Fires of Invention is a big boon for the deck as it both acts as a mana doubler and fuel for Enigmatic Incarnation. Power out multiple big spells in the early turns, then toss it in the bin for Yorion or The Scarab God once mana is no longer scarce.
While Incarnation decks have been around for quite some time, Leyline Binding has been the biggest upgrade. Thanks to tri lands like Ziatora's Proving Ground, it's fairly easy to cast Binding for as little as one or two mana. Even though it's being cast for almost nothing, it's still a six-mana value card that can be upgraded into a game-winning seven-drop creature like Titan of Industry. Not only does Binding provide the deck with S-tier removal it previously lacked, but it also opens up new lines to go bigger than every other deck.
What I Don't Like

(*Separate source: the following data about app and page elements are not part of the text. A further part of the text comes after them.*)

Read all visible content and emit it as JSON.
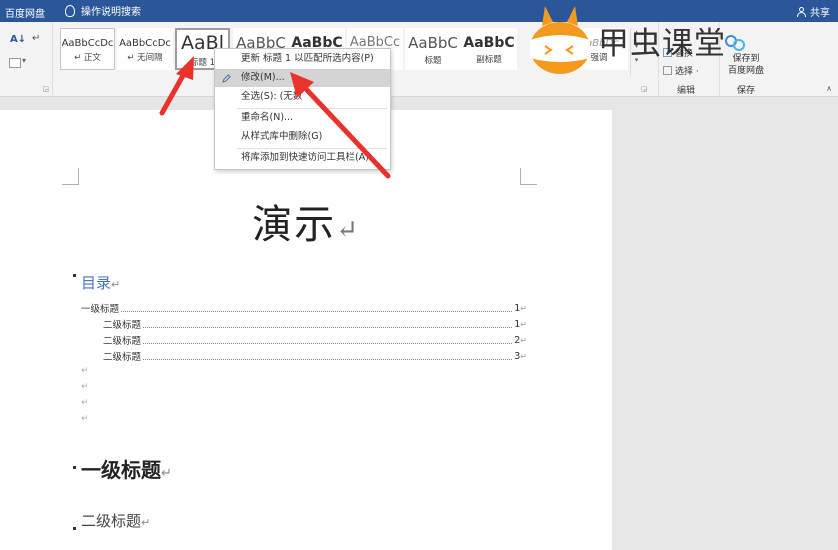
{
  "topbar": {
    "baidu_label": "百度网盘",
    "tell_me": "操作说明搜索",
    "share_label": "共享"
  },
  "ribbon": {
    "styles": [
      {
        "preview": "AaBbCcDc",
        "name": "↵ 正文"
      },
      {
        "preview": "AaBbCcDc",
        "name": "↵ 无间隔"
      },
      {
        "preview": "AaBl",
        "name": "标题 1"
      },
      {
        "preview": "AaBbC",
        "name": ""
      },
      {
        "preview": "AaBbC",
        "name": ""
      },
      {
        "preview": "AaBbCc",
        "name": ""
      },
      {
        "preview": "AaBbC",
        "name": "标题"
      },
      {
        "preview": "AaBbC",
        "name": "副标题"
      },
      {
        "preview": "AaBbDc",
        "name": "强调"
      }
    ],
    "editing": {
      "replace": "替换",
      "select": "选择 ·",
      "group_label": "编辑"
    },
    "save": {
      "line1": "保存到",
      "line2": "百度网盘",
      "group_label": "保存"
    }
  },
  "context_menu": {
    "items": [
      "更新 标题 1 以匹配所选内容(P)",
      "修改(M)...",
      "全选(S): (无数",
      "重命名(N)...",
      "从样式库中删除(G)",
      "将库添加到快速访问工具栏(A)"
    ]
  },
  "document": {
    "title": "演示",
    "toc_heading": "目录",
    "toc_rows": [
      {
        "text": "一级标题",
        "page": "1"
      },
      {
        "text": "二级标题",
        "page": "1"
      },
      {
        "text": "二级标题",
        "page": "2"
      },
      {
        "text": "二级标题",
        "page": "3"
      }
    ],
    "heading1": "一级标题",
    "heading2": "二级标题",
    "para_mark": "↵"
  },
  "logo": {
    "text": "甲虫课堂"
  },
  "colors": {
    "accent_blue": "#2b579a",
    "arrow_red": "#e8322b",
    "toc_blue": "#4472c4",
    "logo_orange": "#f39a1e"
  }
}
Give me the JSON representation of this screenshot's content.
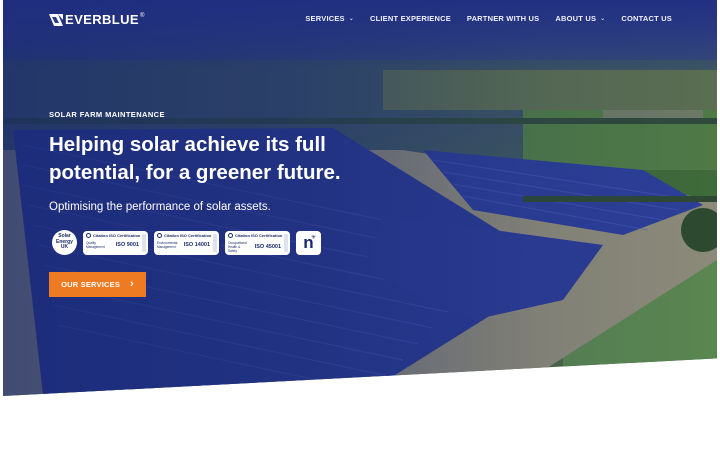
{
  "brand": {
    "name": "EVERBLUE",
    "registered": "®"
  },
  "nav": {
    "items": [
      {
        "label": "SERVICES",
        "has_dropdown": true
      },
      {
        "label": "CLIENT EXPERIENCE",
        "has_dropdown": false
      },
      {
        "label": "PARTNER WITH US",
        "has_dropdown": false
      },
      {
        "label": "ABOUT US",
        "has_dropdown": true
      },
      {
        "label": "CONTACT US",
        "has_dropdown": false
      }
    ],
    "chevron": "⌄"
  },
  "hero": {
    "eyebrow": "SOLAR FARM MAINTENANCE",
    "headline": "Helping solar achieve its full potential, for a greener future.",
    "subheadline": "Optimising the performance of solar assets.",
    "cta_label": "OUR SERVICES",
    "cta_icon": "›"
  },
  "badges": {
    "solar_energy_uk": [
      "Solar",
      "Energy",
      "UK"
    ],
    "iso": [
      {
        "issuer": "Citation ISO Certification",
        "desc": "Quality Management",
        "code": "ISO 9001"
      },
      {
        "issuer": "Citation ISO Certification",
        "desc": "Environmental Management",
        "code": "ISO 14001"
      },
      {
        "issuer": "Citation ISO Certification",
        "desc": "Occupational Health & Safety",
        "code": "ISO 45001"
      }
    ],
    "n_badge": "n"
  },
  "colors": {
    "accent": "#ee7a22",
    "overlay": "#1f2f86",
    "text": "#ffffff"
  }
}
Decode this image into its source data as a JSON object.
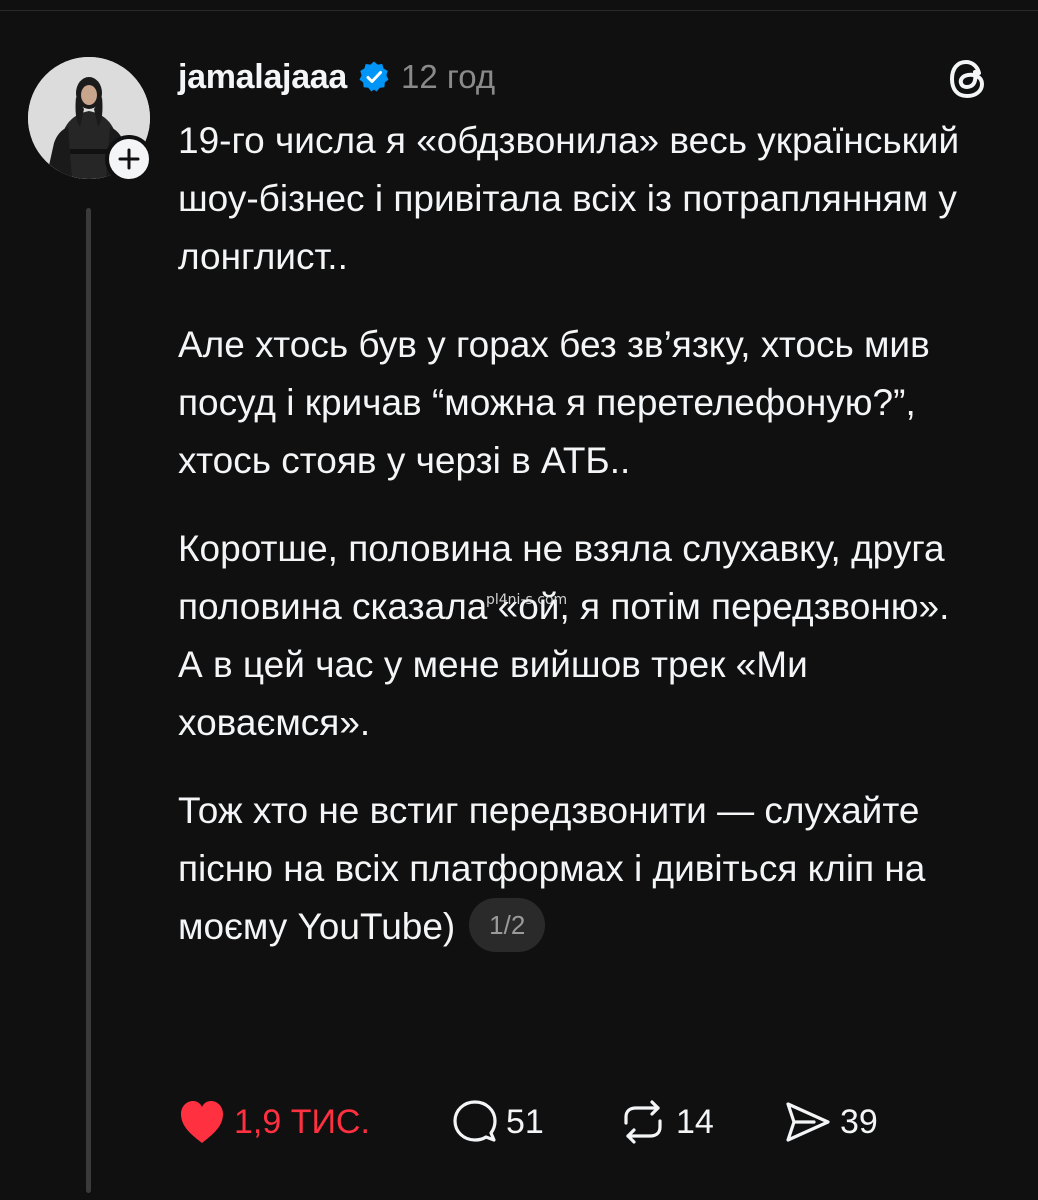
{
  "post": {
    "username": "jamalajaaa",
    "timestamp": "12 год",
    "paragraphs": [
      "19-го числа я «обдзвонила» весь український шоу-бізнес і привітала всіх із потраплянням у лонглист..",
      "Але хтось був у горах без зв’язку, хтось мив посуд і кричав “можна я перетелефоную?”, хтось стояв у черзі в АТБ..",
      "Коротше, половина не взяла слухавку, друга половина сказала «ой, я потім передзвоню».",
      "А в цей час у мене вийшов трек «Ми ховаємся».",
      "Тож хто не встиг передзвонити — слухайте пісню на всіх платформах і дивіться кліп на моєму YouTube)"
    ],
    "page_indicator": "1/2",
    "watermark": "pl4ni-s.com"
  },
  "actions": {
    "likes": "1,9 ТИС.",
    "comments": "51",
    "reposts": "14",
    "shares": "39"
  },
  "colors": {
    "background": "#101010",
    "text": "#f3f5f7",
    "muted": "#8a8a8a",
    "like": "#ff3040",
    "verified": "#0095f6"
  },
  "icons": [
    "avatar",
    "plus-icon",
    "verified-badge-icon",
    "threads-logo-icon",
    "heart-icon",
    "comment-icon",
    "repost-icon",
    "share-icon"
  ]
}
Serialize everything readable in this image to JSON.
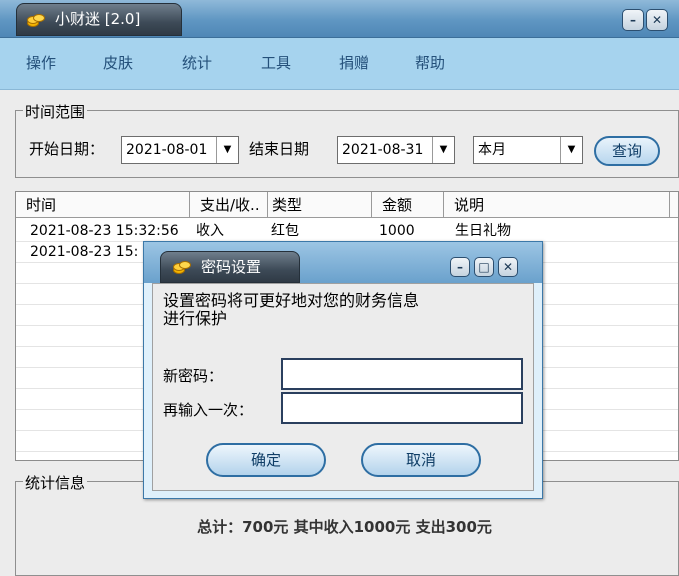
{
  "window": {
    "title": "小财迷 [2.0]",
    "minimize_glyph": "–",
    "close_glyph": "✕"
  },
  "menu": [
    "操作",
    "皮肤",
    "统计",
    "工具",
    "捐赠",
    "帮助"
  ],
  "time_range": {
    "group_label": "时间范围",
    "start_label": "开始日期：",
    "start_value": "2021-08-01",
    "end_label": "结束日期",
    "end_value": "2021-08-31",
    "period_value": "本月",
    "query_label": "查询"
  },
  "table": {
    "headers": [
      "时间",
      "支出/收..",
      "类型",
      "金额",
      "说明"
    ],
    "rows": [
      [
        "2021-08-23 15:32:56",
        "收入",
        "红包",
        "1000",
        "生日礼物"
      ],
      [
        "2021-08-23 15:",
        "",
        "",
        "",
        ""
      ]
    ]
  },
  "stats": {
    "group_label": "统计信息",
    "summary": "总计：700元  其中收入1000元  支出300元"
  },
  "dialog": {
    "title": "密码设置",
    "message_line1": "设置密码将可更好地对您的财务信息",
    "message_line2": "进行保护",
    "new_password_label": "新密码：",
    "repeat_label": "再输入一次：",
    "new_password_value": "",
    "repeat_value": "",
    "ok_label": "确定",
    "cancel_label": "取消",
    "minimize_glyph": "–",
    "maximize_glyph": "□",
    "close_glyph": "✕"
  },
  "icons": {
    "app": "coins-icon",
    "dropdown": "chevron-down-icon"
  },
  "colors": {
    "menu_bg": "#a6d3ee",
    "title_bar": "#5f96c2",
    "dialog_bg": "#dff0fb",
    "button_border": "#2e6ea3"
  }
}
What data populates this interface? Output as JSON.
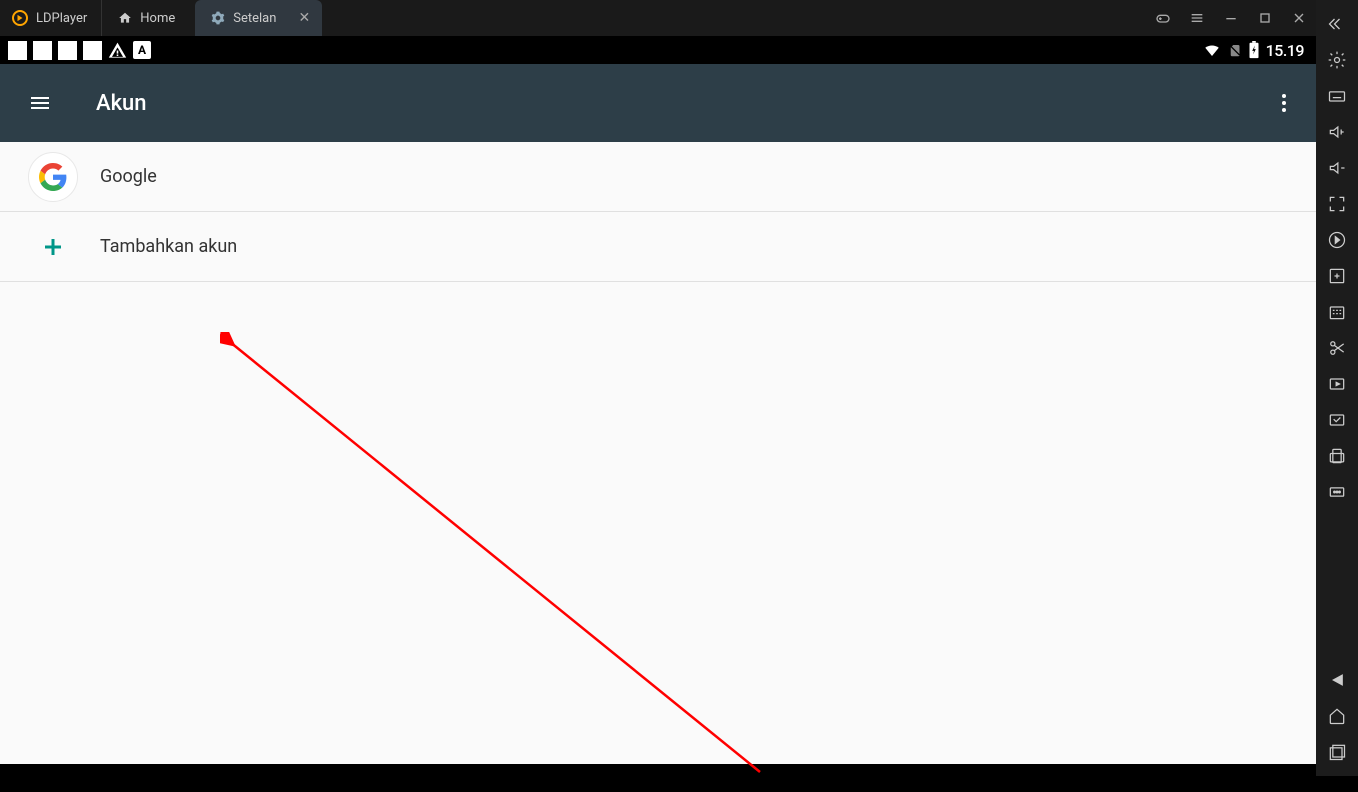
{
  "titlebar": {
    "app_name": "LDPlayer",
    "tabs": [
      {
        "label": "Home"
      },
      {
        "label": "Setelan"
      }
    ]
  },
  "statusbar": {
    "indicator_a": "A",
    "time": "15.19"
  },
  "settings": {
    "page_title": "Akun",
    "rows": [
      {
        "label": "Google"
      },
      {
        "label": "Tambahkan akun"
      }
    ]
  }
}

Five-Color Incarnation does a great job of value-grinding the opponent, but the deck doesn't win fast and struggles to interact on the opponent's turn. Many of its lands enter tapped so aggro and fast combo decks like Mono-Red or Abzan Greasefang, Okiba Boss can go underneath it. With that said, there's room to adjust in order to beat these. Rest in Peace in the sideboard and Charming Prince in the main deck can act as hedges against these archetypes.
Given that Fires leaves the player's mana untouched after its initial investment, Colossal Skyturtle may be a nice speedbump for fast decks while acting as a recursive tool for high-value toolbox pieces.
In my initial run with the deck, I found that Reidane wasn't a card I needed often, but Renegade Rallier was an important tutor target when sacrificing Trial of Ambition and Omen of the Sea to Incarnation. It's possible that a second copy of Rallier is a more important resource than Reidane for future builds.
And that's a wrap for another week! I do think that the Enigmatic Incarnation is a real contender in Explorer, mainly on the back of Leyline Binding which has proven to be a multi-format all-star. As The Brothers' War spoilers start to trickle in, I'm looking with a keen eye for potential additions and upgrades to this deck. Keep your eyes peeled for updates on Twitter or catch me streaming on Twitch for the latest and greatest builds. See you all next week!